In Australia we have ‘trash & treasure’ the British have their car boot sales and the French have brocantes. Brocantes are great fun with not only professional second-hand dealers but also individuals selling their bits and pieces, some vintage or antique, that they don’t need any more.
Brocante are generally held on a week-end and I love strolling along the streets, watching the families talking with each other, comparing items and enjoying the food being sold either on stalls or in nearby cafés. Goods for sale are displayed on trestle tables and local musicians and bands often stand on corners entertaining the crowd.
A brocanteur/brocanteuse is a dealer in second-hand goods and the french verb, ‘brocanter’ means to trade in goods at a flea market. Another french verb ‘chiner’ means to search or hunt for second-hand goods and antiques.
France also has second-hand stores which are called depôts vente and these are just as exciting to wander through as the markets. I have visited exquisite small depôts vente that sit at the back of someone’s garden and through huge warehouses filled to overflowing with 30 years of collectables.

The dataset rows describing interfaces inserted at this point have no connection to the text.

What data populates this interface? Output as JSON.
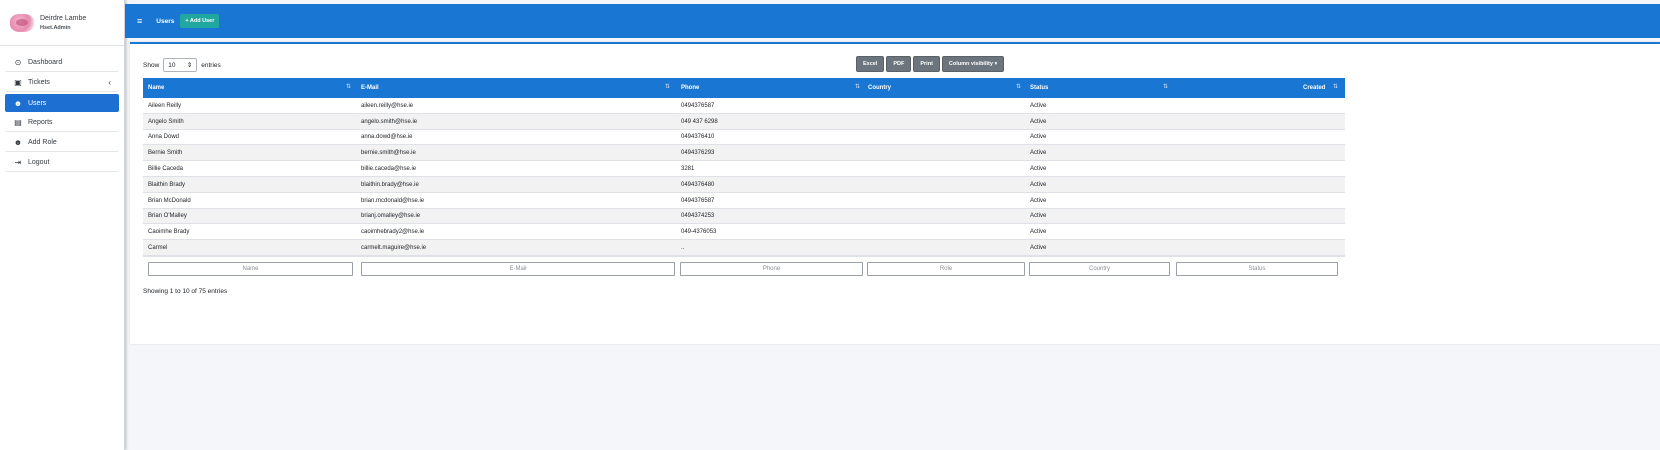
{
  "user": {
    "name": "Deirdre Lambe",
    "role": "Hset.Admin"
  },
  "sidebar": {
    "items": [
      {
        "label": "Dashboard",
        "icon": "dashboard-icon",
        "glyph": "⊙"
      },
      {
        "label": "Tickets",
        "icon": "ticket-icon",
        "glyph": "▣"
      },
      {
        "label": "Users",
        "icon": "users-icon",
        "glyph": "☻"
      },
      {
        "label": "Reports",
        "icon": "report-icon",
        "glyph": "▤"
      },
      {
        "label": "Add Role",
        "icon": "users-icon",
        "glyph": "☻"
      },
      {
        "label": "Logout",
        "icon": "logout-icon",
        "glyph": "⇥"
      }
    ],
    "caret": "‹"
  },
  "topbar": {
    "menu_glyph": "≡",
    "title": "Users",
    "add_user": "+ Add User"
  },
  "table_controls": {
    "show_label": "Show",
    "page_length": "10",
    "entries_label": "entries",
    "buttons": [
      "Excel",
      "PDF",
      "Print",
      "Column visibility ▾"
    ]
  },
  "table": {
    "columns": [
      "Name",
      "E-Mail",
      "Phone",
      "Country",
      "Status",
      "Created"
    ],
    "rows": [
      [
        "Aileen Reilly",
        "aileen.reilly@hse.ie",
        "0494376587",
        "",
        "Active",
        ""
      ],
      [
        "Angelo Smith",
        "angelo.smith@hse.ie",
        "049 437 6298",
        "",
        "Active",
        ""
      ],
      [
        "Anna Dowd",
        "anna.dowd@hse.ie",
        "0494376410",
        "",
        "Active",
        ""
      ],
      [
        "Bernie Smith",
        "bernie.smith@hse.ie",
        "0494376293",
        "",
        "Active",
        ""
      ],
      [
        "Billie Caceda",
        "billie.caceda@hse.ie",
        "3281",
        "",
        "Active",
        ""
      ],
      [
        "Blaithin Brady",
        "blaithin.brady@hse.ie",
        "0494376480",
        "",
        "Active",
        ""
      ],
      [
        "Brian McDonald",
        "brian.mcdonald@hse.ie",
        "0494376587",
        "",
        "Active",
        ""
      ],
      [
        "Brian O'Malley",
        "brianj.omalley@hse.ie",
        "0494374253",
        "",
        "Active",
        ""
      ],
      [
        "Caoimhe Brady",
        "caoimhebrady2@hse.ie",
        "049-4376053",
        "",
        "Active",
        ""
      ],
      [
        "Carmel",
        "carmelt.maguire@hse.ie",
        "..",
        "",
        "Active",
        ""
      ]
    ],
    "filter_placeholders": [
      "Name",
      "E-Mail",
      "Phone",
      "Role",
      "Country",
      "Status"
    ]
  },
  "info": "Showing 1 to 10 of 75 entries",
  "colors": {
    "primary": "#1976d2",
    "accent": "#20a8a0",
    "button_gray": "#6c757d"
  }
}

On a recent visit to Normandy I was told that in the past French families didn’t move house very often so furniture tended to be stored in the attic or cellar when it wasn’t required.
Don’t forget there are also the marchés aux puces which are ‘flea markets’. So called because of the puces or fleas that were harboured in much of the old furniture stored for years before being taken to a market to be sold. Of course some of the most famous flea-markets are those in Paris.
There are also the larger second-hand markets called Foires or Braderies held once or twice a year in regional towns as well as Paris. These can include hundreds of stall owners and cover very large areas. One of the largest is the Braderie in Lille that claims to have 10,000 stall holders, runs for many days and attracts close to a million visitors and buyers. You can let your imagination run wild.
Vide-greniers literally mean ‘to empty the attic’ and are another feature of rural France. These are small local second-hand markets originally intended for locals but now you will find professional second-hand dealers also selling their goods. These tend to be small events and run only for a couple of hours on one day.
The origin of the word Brocante may come from the Dutch word ‘brok’ which means piece or fragment. The Victorians used the phrase ‘bric à brac’ to describe small ornaments and trinkets used to ornament their homes. The expression probably dates from about 1830 to 1840 and would also be applied to other decorative items for the home. An early 19th Century French word ‘bric’ meant small pieces and was used in the phrase ‘de bric et de broc’ for building with bits and pieces. This was a progression from a phrase ‘a` bric et a` brac’ which was also used in the early 1830s to express the concept of ‘any old how’.